I can speak less well to cosmic horror’s new arrivals. But I think Ballad should work pretty well for them as well, and certainly for people who like the genre but haven’t read “Horror at Red Hook” (an excellent lifestyle choice, I’d add). While a couple of lines are particularly sharp in the context of the source material, nothing depends on it. And the racism that limns Tester’s city, the anger and fear and determination born of it, are all too accessible a context for the modern reader. The task of today’s cosmic horror—if it seeks to touch on readers’ real fears, and not simply reflect the squids of particular authors—is to connect the vast inhumanity of an uncaring universe with the vast inhumanity of entirely banal humans. This, LaValle accomplishes admirably. Cthulhu is a metaphor for us; we become, if we aren’t careful, a metaphor for Cthulhu.
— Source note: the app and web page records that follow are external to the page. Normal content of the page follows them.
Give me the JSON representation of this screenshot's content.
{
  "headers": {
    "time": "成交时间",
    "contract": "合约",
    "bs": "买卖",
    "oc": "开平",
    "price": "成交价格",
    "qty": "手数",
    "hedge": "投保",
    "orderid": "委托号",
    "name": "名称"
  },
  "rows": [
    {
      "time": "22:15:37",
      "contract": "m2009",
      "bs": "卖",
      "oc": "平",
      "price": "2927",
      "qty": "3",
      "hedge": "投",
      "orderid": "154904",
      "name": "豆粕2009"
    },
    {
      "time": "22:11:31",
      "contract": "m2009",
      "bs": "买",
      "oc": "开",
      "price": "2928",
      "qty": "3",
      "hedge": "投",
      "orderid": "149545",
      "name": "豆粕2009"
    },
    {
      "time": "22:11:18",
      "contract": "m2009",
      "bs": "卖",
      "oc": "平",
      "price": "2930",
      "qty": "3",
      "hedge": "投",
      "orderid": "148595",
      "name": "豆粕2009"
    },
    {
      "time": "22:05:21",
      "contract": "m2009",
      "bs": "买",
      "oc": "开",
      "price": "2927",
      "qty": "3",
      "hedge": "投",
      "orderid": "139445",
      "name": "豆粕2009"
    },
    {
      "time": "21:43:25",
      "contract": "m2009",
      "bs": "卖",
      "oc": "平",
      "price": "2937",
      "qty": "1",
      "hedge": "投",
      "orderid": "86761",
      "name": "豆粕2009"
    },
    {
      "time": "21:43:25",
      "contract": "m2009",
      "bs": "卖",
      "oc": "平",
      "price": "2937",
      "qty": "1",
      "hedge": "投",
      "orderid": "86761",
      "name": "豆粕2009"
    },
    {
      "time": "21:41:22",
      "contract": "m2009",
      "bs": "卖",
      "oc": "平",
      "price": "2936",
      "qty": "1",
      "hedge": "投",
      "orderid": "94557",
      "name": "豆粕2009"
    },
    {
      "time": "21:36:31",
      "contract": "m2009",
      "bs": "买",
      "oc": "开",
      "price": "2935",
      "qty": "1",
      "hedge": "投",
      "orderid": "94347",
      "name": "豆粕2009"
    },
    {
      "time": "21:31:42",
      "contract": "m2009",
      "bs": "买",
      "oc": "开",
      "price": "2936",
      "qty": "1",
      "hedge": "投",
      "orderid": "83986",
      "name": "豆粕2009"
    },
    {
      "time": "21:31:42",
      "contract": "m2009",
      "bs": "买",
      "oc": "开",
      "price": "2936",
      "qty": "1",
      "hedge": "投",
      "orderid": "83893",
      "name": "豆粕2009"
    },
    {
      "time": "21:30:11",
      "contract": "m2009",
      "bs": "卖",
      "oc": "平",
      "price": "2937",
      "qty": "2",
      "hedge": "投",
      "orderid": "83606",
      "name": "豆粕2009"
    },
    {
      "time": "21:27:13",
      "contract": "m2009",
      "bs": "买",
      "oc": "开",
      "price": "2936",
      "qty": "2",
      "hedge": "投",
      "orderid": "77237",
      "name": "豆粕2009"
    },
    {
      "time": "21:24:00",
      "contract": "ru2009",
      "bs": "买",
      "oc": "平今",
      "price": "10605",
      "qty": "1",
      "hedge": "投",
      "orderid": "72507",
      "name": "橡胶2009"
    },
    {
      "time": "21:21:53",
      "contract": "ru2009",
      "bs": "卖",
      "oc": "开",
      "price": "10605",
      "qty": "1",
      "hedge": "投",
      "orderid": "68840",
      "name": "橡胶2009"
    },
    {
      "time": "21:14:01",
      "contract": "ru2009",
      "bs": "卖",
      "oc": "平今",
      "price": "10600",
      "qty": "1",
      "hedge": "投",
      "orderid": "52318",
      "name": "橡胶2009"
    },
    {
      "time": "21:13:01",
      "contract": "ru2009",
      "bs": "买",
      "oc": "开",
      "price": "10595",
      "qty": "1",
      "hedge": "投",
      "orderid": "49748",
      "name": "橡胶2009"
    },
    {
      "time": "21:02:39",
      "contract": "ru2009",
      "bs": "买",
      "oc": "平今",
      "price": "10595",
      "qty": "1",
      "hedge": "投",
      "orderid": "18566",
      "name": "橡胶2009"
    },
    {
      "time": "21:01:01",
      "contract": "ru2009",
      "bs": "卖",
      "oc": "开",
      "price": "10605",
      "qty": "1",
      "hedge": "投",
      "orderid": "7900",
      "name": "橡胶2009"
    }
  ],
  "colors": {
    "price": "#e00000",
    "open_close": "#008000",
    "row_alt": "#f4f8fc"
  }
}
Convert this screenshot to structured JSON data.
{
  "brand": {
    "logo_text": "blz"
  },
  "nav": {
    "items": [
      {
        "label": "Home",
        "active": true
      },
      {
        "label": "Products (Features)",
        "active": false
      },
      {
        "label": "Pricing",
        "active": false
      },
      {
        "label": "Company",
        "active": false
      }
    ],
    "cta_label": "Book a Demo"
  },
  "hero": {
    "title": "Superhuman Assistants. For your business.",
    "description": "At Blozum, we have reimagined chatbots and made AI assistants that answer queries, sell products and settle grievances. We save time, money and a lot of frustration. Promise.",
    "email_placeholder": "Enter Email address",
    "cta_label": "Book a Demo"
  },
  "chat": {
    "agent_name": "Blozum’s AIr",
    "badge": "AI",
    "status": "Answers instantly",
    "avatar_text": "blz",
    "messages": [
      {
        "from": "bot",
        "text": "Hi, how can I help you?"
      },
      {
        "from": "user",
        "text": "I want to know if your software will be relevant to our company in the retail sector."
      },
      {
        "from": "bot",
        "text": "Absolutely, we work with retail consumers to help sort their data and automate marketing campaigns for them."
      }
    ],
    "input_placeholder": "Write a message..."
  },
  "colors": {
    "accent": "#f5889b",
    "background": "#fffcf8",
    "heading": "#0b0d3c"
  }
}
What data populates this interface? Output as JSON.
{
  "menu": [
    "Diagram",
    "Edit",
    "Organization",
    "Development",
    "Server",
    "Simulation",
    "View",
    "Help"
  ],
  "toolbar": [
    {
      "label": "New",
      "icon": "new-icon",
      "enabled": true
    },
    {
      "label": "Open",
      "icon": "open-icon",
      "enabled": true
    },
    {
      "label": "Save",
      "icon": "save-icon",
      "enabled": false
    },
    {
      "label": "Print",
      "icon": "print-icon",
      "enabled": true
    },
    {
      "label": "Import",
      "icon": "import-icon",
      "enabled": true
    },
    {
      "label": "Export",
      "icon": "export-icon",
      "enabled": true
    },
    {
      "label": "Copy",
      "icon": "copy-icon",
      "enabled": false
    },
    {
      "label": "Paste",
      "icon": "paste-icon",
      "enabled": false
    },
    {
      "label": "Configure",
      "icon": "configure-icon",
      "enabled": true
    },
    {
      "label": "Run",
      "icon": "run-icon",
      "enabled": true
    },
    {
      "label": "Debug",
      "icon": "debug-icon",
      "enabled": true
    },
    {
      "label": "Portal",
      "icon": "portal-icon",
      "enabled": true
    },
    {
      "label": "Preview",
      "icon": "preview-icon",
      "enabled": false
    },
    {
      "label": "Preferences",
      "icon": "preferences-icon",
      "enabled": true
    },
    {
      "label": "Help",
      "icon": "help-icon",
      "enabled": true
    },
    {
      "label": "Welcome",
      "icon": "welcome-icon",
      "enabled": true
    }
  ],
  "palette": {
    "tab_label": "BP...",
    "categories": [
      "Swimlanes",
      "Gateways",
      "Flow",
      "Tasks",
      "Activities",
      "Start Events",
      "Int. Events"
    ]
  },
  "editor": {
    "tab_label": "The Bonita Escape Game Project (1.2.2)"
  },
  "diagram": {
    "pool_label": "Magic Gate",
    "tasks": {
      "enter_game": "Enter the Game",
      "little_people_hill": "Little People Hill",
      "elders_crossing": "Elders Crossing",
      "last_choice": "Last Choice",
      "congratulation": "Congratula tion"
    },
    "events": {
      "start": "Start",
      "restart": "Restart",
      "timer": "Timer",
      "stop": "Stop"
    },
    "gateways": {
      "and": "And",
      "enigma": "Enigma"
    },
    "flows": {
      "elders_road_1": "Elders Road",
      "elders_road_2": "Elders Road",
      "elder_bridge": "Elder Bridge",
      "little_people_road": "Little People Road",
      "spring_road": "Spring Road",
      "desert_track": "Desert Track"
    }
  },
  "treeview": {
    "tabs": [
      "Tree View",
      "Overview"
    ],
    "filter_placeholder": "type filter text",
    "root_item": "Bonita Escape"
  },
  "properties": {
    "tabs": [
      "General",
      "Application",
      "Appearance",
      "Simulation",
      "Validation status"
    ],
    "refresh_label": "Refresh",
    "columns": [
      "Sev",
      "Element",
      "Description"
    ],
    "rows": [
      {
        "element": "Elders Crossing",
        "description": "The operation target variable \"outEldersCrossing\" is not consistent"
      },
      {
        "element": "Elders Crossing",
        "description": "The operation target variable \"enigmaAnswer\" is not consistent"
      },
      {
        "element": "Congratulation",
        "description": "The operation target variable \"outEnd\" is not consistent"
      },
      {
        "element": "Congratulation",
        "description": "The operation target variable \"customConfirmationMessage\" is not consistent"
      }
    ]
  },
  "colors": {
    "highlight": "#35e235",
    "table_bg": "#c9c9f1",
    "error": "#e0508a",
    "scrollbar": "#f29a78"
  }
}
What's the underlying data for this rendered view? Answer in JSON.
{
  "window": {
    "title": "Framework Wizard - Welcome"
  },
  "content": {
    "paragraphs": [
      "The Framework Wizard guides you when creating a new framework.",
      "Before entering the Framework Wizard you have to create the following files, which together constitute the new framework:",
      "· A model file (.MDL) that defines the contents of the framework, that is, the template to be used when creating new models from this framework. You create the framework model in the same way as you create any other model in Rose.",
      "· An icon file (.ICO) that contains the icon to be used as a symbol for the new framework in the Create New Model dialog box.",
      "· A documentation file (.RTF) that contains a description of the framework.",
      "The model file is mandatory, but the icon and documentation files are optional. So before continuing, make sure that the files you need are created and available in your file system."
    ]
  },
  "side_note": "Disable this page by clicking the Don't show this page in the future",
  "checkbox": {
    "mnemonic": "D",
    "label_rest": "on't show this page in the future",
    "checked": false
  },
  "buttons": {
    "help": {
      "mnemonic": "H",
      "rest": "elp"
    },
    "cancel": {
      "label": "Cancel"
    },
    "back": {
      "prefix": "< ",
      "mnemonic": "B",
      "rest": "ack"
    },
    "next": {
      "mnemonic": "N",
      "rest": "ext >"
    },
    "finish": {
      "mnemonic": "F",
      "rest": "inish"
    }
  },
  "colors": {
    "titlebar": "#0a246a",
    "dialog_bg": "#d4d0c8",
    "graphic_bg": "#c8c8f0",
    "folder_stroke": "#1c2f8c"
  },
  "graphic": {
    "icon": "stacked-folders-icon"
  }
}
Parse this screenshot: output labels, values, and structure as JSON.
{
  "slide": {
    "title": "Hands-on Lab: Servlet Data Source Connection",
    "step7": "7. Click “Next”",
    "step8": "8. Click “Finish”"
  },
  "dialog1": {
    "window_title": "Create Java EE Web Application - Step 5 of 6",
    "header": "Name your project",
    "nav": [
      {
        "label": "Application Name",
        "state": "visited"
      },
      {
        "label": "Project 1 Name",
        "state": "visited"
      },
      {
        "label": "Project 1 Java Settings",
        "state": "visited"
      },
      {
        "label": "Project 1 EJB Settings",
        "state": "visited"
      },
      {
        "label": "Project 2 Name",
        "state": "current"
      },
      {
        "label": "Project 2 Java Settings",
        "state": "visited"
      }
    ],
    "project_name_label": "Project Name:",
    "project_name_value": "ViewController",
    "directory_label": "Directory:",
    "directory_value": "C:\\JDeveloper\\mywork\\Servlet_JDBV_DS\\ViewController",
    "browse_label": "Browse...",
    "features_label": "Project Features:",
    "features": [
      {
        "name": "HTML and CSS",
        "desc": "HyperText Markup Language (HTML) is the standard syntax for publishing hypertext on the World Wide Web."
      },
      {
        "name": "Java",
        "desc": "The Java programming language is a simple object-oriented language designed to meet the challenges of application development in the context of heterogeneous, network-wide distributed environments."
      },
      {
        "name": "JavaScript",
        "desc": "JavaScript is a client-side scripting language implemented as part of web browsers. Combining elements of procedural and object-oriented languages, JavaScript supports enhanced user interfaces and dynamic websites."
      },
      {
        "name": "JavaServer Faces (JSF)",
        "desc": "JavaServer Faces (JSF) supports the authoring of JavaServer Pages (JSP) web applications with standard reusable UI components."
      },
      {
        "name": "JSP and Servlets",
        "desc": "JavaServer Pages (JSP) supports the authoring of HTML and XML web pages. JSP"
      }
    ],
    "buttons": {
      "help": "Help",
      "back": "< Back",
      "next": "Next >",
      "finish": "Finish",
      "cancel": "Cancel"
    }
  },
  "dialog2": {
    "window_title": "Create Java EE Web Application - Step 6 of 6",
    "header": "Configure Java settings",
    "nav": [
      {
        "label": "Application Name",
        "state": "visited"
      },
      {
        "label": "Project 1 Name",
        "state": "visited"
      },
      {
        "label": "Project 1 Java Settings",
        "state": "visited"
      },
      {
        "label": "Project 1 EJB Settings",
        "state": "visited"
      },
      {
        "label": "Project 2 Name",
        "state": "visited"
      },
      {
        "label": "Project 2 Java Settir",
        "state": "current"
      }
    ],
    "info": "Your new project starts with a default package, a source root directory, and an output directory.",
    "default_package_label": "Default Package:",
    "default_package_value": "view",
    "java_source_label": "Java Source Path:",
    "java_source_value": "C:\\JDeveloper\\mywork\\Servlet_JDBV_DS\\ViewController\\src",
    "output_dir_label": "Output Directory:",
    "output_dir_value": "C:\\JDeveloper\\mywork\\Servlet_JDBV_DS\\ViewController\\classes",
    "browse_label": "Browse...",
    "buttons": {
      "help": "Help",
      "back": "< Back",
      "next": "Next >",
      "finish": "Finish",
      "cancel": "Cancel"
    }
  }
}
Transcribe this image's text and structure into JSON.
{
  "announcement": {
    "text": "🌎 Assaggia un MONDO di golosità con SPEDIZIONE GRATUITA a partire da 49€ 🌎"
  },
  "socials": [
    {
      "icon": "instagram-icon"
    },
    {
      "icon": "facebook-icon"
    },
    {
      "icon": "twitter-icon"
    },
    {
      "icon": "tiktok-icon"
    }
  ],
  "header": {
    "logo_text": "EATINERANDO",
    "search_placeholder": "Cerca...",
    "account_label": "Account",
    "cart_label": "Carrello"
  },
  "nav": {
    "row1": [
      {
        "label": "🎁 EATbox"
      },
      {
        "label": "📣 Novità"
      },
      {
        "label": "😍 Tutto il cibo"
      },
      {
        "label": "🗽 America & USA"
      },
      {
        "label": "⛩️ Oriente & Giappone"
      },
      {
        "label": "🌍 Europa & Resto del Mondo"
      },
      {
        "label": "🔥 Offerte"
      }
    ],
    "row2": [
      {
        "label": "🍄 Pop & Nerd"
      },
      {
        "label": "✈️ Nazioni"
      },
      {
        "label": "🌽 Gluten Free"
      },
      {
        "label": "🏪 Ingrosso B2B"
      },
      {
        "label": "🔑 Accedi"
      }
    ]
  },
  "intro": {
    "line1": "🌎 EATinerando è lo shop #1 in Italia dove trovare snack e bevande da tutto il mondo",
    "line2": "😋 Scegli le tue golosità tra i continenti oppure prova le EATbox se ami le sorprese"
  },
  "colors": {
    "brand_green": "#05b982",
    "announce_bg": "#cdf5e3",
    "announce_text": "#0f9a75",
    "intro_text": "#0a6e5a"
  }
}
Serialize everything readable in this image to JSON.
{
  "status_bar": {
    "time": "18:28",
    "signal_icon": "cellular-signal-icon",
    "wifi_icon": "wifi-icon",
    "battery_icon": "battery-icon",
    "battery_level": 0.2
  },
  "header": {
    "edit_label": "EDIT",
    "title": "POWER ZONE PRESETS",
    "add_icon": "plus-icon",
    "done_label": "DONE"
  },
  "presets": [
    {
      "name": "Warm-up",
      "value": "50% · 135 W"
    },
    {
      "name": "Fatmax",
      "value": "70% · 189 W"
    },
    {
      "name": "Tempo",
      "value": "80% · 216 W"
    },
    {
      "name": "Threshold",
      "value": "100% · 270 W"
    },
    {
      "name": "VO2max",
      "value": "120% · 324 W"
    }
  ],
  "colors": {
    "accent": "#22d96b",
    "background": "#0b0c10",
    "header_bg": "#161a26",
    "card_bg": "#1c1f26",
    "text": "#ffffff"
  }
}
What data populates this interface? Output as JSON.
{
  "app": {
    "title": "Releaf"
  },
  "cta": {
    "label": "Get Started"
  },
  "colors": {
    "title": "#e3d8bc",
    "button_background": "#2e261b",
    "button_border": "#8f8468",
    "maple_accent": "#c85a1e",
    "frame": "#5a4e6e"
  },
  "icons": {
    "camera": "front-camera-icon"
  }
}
Ruthanna Emrys’s neo-Lovecraftian novelette “The Litany of Earth” is available on Tor.com, along with the more recent but distinctly non-Lovecraftian “Seven Commentaries on an Imperfect Land” and “The Deepest Rift.” Winter Tide, a novel continuing Aphra Marsh’s story from “Litany,” will be available from the Tor.com imprint in Spring 2017. Ruthanna can frequently be found online on Twitter and Livejournal, and offline in a mysterious manor house with her large, chaotic household—mostly mammalian—outside Washington DC.